Kaulana Na Pua -- a song that stood the test of time.

Written in 1893 as a symbol of resistance to the provisional government who took over the kingdom, removing the queen from her throne.

As grief rapidly spread across the Islands, one of Lili'uokalani's ladies in waiting was asked to compose a mele ku'e, or song of protest.

Composer Ellen Prendergast put pen to paper at the request of the royal band who refused to sign an oath of loyalty to the new government.

The lyrics that she wrote are very very clear and poignant, and express the sorrow the Hawaiians were feeling at the time -- how crushed and betrayed they felt.

Although an upbeat melody is intertwined with Prendergast's five verse composition, her words portray how strongly Hawaii's native people opposed what took place.

Ua lawa kakou i ka pohaku
Ika'ai kamaha'o o ka 'aina

We are satisfied with the rocks
the wondrous food of the land.

When you look at that you literally look at someone eating rocks, but it's not that. It's the foundation. That's what it is saying. We'd rather have our foundation. We don't need your money. We want our land back.

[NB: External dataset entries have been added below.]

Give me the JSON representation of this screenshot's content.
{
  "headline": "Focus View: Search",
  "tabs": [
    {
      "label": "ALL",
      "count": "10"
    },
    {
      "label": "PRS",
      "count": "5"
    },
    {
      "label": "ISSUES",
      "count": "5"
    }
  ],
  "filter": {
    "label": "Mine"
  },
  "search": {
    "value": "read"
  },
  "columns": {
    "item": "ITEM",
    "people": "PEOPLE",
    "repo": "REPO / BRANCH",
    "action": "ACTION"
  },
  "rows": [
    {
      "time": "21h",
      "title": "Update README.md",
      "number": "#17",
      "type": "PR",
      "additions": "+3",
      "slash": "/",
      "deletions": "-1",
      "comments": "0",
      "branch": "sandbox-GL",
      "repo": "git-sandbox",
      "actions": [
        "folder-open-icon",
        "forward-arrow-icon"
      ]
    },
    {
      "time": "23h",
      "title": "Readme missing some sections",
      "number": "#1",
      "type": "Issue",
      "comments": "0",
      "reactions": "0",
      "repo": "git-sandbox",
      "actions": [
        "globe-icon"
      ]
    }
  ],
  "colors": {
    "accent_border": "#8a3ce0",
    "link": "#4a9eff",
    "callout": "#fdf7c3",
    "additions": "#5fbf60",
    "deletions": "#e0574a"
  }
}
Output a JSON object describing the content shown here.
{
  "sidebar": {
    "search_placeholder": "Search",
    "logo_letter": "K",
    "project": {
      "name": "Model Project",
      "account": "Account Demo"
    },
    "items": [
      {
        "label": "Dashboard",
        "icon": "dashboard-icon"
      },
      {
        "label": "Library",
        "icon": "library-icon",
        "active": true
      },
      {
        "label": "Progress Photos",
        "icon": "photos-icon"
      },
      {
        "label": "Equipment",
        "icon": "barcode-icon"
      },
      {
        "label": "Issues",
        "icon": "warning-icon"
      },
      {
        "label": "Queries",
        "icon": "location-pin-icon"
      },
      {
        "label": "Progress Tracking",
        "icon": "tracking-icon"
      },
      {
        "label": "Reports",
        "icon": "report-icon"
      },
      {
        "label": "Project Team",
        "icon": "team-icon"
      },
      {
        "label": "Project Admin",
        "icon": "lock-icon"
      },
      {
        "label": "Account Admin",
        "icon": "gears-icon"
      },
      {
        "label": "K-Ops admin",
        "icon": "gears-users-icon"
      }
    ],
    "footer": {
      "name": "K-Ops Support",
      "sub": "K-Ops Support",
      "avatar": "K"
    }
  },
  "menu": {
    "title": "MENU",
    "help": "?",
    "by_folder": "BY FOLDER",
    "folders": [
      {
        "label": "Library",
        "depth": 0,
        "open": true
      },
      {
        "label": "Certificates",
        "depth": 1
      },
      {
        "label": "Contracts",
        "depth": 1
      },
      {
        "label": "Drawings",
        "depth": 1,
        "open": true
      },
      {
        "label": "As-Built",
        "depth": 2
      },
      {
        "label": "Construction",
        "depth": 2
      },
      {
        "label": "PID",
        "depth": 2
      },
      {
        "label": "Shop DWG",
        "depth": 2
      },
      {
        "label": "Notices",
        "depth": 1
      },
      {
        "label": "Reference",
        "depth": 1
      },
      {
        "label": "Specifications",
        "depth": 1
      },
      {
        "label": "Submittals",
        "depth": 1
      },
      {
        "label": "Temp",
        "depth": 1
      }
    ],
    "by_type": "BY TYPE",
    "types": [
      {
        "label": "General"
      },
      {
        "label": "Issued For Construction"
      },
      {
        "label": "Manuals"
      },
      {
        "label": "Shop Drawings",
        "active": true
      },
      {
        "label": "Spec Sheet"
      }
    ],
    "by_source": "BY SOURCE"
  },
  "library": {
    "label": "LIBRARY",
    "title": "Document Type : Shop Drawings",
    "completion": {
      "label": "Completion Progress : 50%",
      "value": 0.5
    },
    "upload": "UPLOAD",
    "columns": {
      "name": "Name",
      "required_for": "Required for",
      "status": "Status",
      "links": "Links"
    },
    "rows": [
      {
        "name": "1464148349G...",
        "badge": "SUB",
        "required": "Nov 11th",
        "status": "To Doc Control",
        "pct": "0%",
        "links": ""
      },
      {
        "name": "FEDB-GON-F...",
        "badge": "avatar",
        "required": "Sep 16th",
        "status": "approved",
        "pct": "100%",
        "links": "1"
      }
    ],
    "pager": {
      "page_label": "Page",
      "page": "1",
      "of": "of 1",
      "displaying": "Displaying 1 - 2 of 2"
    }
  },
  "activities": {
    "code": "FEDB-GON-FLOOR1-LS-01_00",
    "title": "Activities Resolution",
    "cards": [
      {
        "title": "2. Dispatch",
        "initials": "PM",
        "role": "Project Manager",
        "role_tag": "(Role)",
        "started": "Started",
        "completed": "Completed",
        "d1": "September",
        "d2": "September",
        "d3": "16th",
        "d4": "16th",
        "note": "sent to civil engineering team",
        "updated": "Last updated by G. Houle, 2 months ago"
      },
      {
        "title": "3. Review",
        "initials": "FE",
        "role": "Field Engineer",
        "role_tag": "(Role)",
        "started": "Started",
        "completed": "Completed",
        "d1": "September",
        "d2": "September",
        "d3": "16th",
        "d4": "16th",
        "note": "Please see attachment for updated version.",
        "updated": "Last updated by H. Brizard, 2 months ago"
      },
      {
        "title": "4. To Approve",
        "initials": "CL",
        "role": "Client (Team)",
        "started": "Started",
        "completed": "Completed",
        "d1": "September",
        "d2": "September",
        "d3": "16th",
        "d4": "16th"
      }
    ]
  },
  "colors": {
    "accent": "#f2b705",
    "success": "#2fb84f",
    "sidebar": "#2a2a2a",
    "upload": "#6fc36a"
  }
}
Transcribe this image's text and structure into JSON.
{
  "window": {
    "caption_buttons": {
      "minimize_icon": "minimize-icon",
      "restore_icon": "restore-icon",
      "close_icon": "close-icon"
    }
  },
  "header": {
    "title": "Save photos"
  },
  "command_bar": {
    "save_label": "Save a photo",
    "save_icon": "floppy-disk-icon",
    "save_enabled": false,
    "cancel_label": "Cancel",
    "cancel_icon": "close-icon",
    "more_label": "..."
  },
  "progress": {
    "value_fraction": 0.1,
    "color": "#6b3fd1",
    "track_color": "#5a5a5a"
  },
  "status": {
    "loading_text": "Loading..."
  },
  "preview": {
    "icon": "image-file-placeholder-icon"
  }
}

Po'oloa Tolentino is Prendergast's great great grandson. He knows first hand how meaningful his tutu's words were to kanaka at the time. Although the monarchy was never restored, Tolentino says the song's significance survives.

"This is a gift I believe to myself and to my generation to continue the feeling that our people had even 100 years ago. To communicate what it is to be a Hawaiian and to be connected with the land," said Tolentino.

Prendergast was laid to rest at O'ahu Cemetery in Nu'uanu. Historian Nanette Napoleon is planning a special tribute to some of Hawaii's most notable composer, including Prendergast this Friday and Saturday. The event will showcase her contribution to Hawaii's history.